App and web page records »
┏━━
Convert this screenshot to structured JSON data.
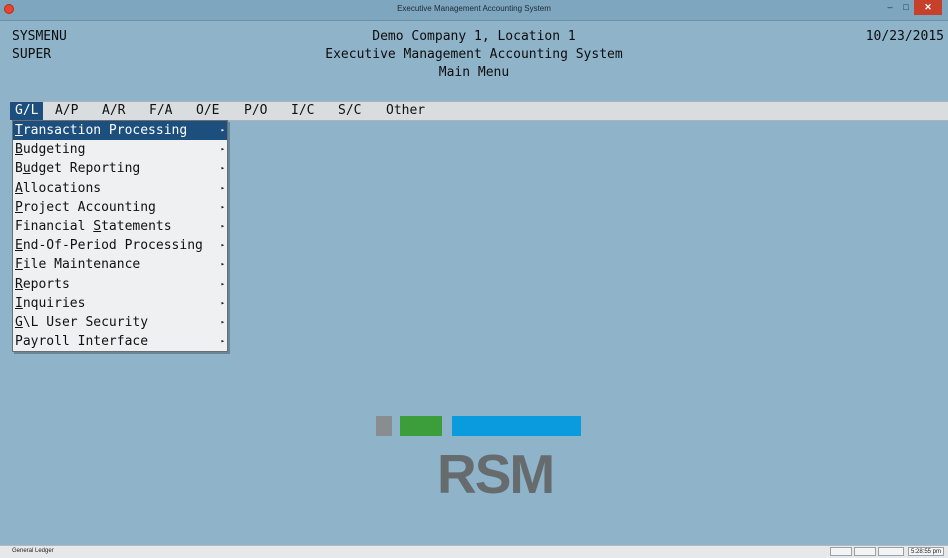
{
  "window": {
    "title": "Executive Management Accounting System",
    "app_icon": "red-circle-icon",
    "minimize_glyph": "–",
    "maximize_glyph": "□",
    "close_glyph": "✕"
  },
  "header": {
    "program_id": "SYSMENU",
    "user": "SUPER",
    "company": "Demo Company 1, Location 1",
    "system_name": "Executive Management Accounting System",
    "screen_name": "Main Menu",
    "date": "10/23/2015"
  },
  "menubar": {
    "items": [
      "G/L",
      "A/P",
      "A/R",
      "F/A",
      "O/E",
      "P/O",
      "I/C",
      "S/C",
      "Other"
    ],
    "active": "G/L"
  },
  "dropdown": {
    "arrow_glyph": "▸",
    "items": [
      {
        "label": "Transaction Processing",
        "mnemonic_index": 0,
        "selected": true
      },
      {
        "label": "Budgeting",
        "mnemonic_index": 0
      },
      {
        "label": "Budget Reporting",
        "mnemonic_index": 1
      },
      {
        "label": "Allocations",
        "mnemonic_index": 0
      },
      {
        "label": "Project Accounting",
        "mnemonic_index": 0
      },
      {
        "label": "Financial Statements",
        "mnemonic_index": 10
      },
      {
        "label": "End-Of-Period Processing",
        "mnemonic_index": 0
      },
      {
        "label": "File Maintenance",
        "mnemonic_index": 0
      },
      {
        "label": "Reports",
        "mnemonic_index": 0
      },
      {
        "label": "Inquiries",
        "mnemonic_index": 0
      },
      {
        "label": "G\\L User Security",
        "mnemonic_index": 0
      },
      {
        "label": "Payroll Interface",
        "mnemonic_index": -1
      }
    ]
  },
  "logo": {
    "text": "RSM",
    "colors": [
      "#8a8d8f",
      "#3c9e3a",
      "#0a9ade"
    ]
  },
  "statusbar": {
    "left_text": "General Ledger",
    "clock": "5:28:55 pm"
  }
}
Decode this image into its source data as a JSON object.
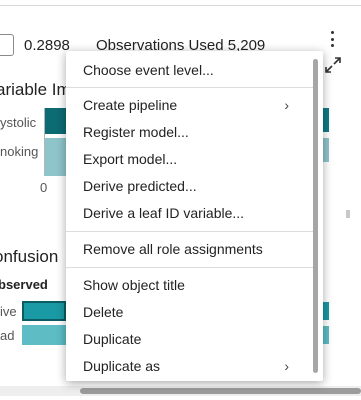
{
  "stats": {
    "value": "0.2898",
    "observations_label": "Observations Used",
    "observations_value": "5,209"
  },
  "variable_importance": {
    "title": "ariable Im",
    "labels": [
      "ystolic",
      "noking"
    ],
    "axis_tick": "0",
    "colors": [
      "#0d6b73",
      "#8ec5cb"
    ]
  },
  "confusion": {
    "title": "onfusion",
    "observed_label": "bserved",
    "row_labels": [
      "ive",
      "ad"
    ],
    "colors": [
      "#1a9aa5",
      "#5dbcc4"
    ]
  },
  "menu": {
    "items": [
      {
        "label": "Choose event level...",
        "submenu": false
      },
      {
        "label": "Create pipeline",
        "submenu": true
      },
      {
        "label": "Register model...",
        "submenu": false
      },
      {
        "label": "Export model...",
        "submenu": false
      },
      {
        "label": "Derive predicted...",
        "submenu": false
      },
      {
        "label": "Derive a leaf ID variable...",
        "submenu": false
      },
      {
        "label": "Remove all role assignments",
        "submenu": false
      },
      {
        "label": "Show object title",
        "submenu": false
      },
      {
        "label": "Delete",
        "submenu": false
      },
      {
        "label": "Duplicate",
        "submenu": false
      },
      {
        "label": "Duplicate as",
        "submenu": true
      }
    ],
    "chevron_glyph": "›"
  },
  "icons": {
    "kebab": "more-vertical-icon",
    "expand": "maximize-icon"
  }
}
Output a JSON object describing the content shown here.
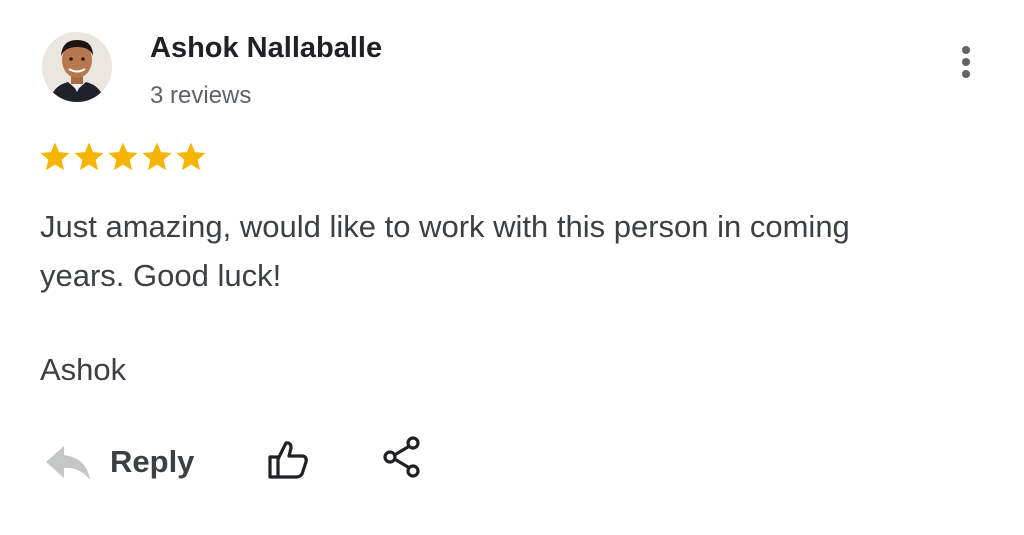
{
  "review": {
    "author": "Ashok Nallaballe",
    "review_count": "3 reviews",
    "rating": 5,
    "rating_max": 5,
    "text": "Just amazing, would like to work with this person in coming years. Good luck!",
    "signoff": "Ashok"
  },
  "actions": {
    "reply_label": "Reply",
    "reply_icon": "reply-arrow-icon",
    "like_icon": "thumbs-up-icon",
    "share_icon": "share-icon",
    "more_icon": "more-vertical-icon"
  },
  "colors": {
    "star": "#f4b400",
    "name": "#202124",
    "secondary": "#5f6368",
    "body": "#3c4043",
    "reply_icon": "#c4c7c5"
  }
}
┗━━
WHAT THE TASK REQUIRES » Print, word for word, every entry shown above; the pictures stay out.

ANSWER SECTION »
Convert this screenshot to structured JSON data.
{
  "window": {
    "title": "Executive Management Accounting System",
    "app_icon": "red-circle-icon",
    "minimize_glyph": "–",
    "maximize_glyph": "□",
    "close_glyph": "✕"
  },
  "header": {
    "program_id": "SYSMENU",
    "user": "SUPER",
    "company": "Demo Company 1, Location 1",
    "system_name": "Executive Management Accounting System",
    "screen_name": "Main Menu",
    "date": "10/23/2015"
  },
  "menubar": {
    "items": [
      "G/L",
      "A/P",
      "A/R",
      "F/A",
      "O/E",
      "P/O",
      "I/C",
      "S/C",
      "Other"
    ],
    "active": "G/L"
  },
  "dropdown": {
    "arrow_glyph": "▸",
    "items": [
      {
        "label": "Transaction Processing",
        "mnemonic_index": 0,
        "selected": true
      },
      {
        "label": "Budgeting",
        "mnemonic_index": 0
      },
      {
        "label": "Budget Reporting",
        "mnemonic_index": 1
      },
      {
        "label": "Allocations",
        "mnemonic_index": 0
      },
      {
        "label": "Project Accounting",
        "mnemonic_index": 0
      },
      {
        "label": "Financial Statements",
        "mnemonic_index": 10
      },
      {
        "label": "End-Of-Period Processing",
        "mnemonic_index": 0
      },
      {
        "label": "File Maintenance",
        "mnemonic_index": 0
      },
      {
        "label": "Reports",
        "mnemonic_index": 0
      },
      {
        "label": "Inquiries",
        "mnemonic_index": 0
      },
      {
        "label": "G\\L User Security",
        "mnemonic_index": 0
      },
      {
        "label": "Payroll Interface",
        "mnemonic_index": -1
      }
    ]
  },
  "logo": {
    "text": "RSM",
    "colors": [
      "#8a8d8f",
      "#3c9e3a",
      "#0a9ade"
    ]
  },
  "statusbar": {
    "left_text": "General Ledger",
    "clock": "5:28:55 pm"
  }
}
Decode this image into its source data as a JSON object.
{
  "stats": {
    "value": "0.2898",
    "observations_label": "Observations Used",
    "observations_value": "5,209"
  },
  "variable_importance": {
    "title": "ariable Im",
    "labels": [
      "ystolic",
      "noking"
    ],
    "axis_tick": "0",
    "colors": [
      "#0d6b73",
      "#8ec5cb"
    ]
  },
  "confusion": {
    "title": "onfusion",
    "observed_label": "bserved",
    "row_labels": [
      "ive",
      "ad"
    ],
    "colors": [
      "#1a9aa5",
      "#5dbcc4"
    ]
  },
  "menu": {
    "items": [
      {
        "label": "Choose event level...",
        "submenu": false
      },
      {
        "label": "Create pipeline",
        "submenu": true
      },
      {
        "label": "Register model...",
        "submenu": false
      },
      {
        "label": "Export model...",
        "submenu": false
      },
      {
        "label": "Derive predicted...",
        "submenu": false
      },
      {
        "label": "Derive a leaf ID variable...",
        "submenu": false
      },
      {
        "label": "Remove all role assignments",
        "submenu": false
      },
      {
        "label": "Show object title",
        "submenu": false
      },
      {
        "label": "Delete",
        "submenu": false
      },
      {
        "label": "Duplicate",
        "submenu": false
      },
      {
        "label": "Duplicate as",
        "submenu": true
      }
    ],
    "chevron_glyph": "›"
  },
  "icons": {
    "kebab": "more-vertical-icon",
    "expand": "maximize-icon"
  }
}
Output a JSON object describing the content shown here.
{
  "review": {
    "author": "Ashok Nallaballe",
    "review_count": "3 reviews",
    "rating": 5,
    "rating_max": 5,
    "text": "Just amazing, would like to work with this person in coming years. Good luck!",
    "signoff": "Ashok"
  },
  "actions": {
    "reply_label": "Reply",
    "reply_icon": "reply-arrow-icon",
    "like_icon": "thumbs-up-icon",
    "share_icon": "share-icon",
    "more_icon": "more-vertical-icon"
  },
  "colors": {
    "star": "#f4b400",
    "name": "#202124",
    "secondary": "#5f6368",
    "body": "#3c4043",
    "reply_icon": "#c4c7c5"
  }
}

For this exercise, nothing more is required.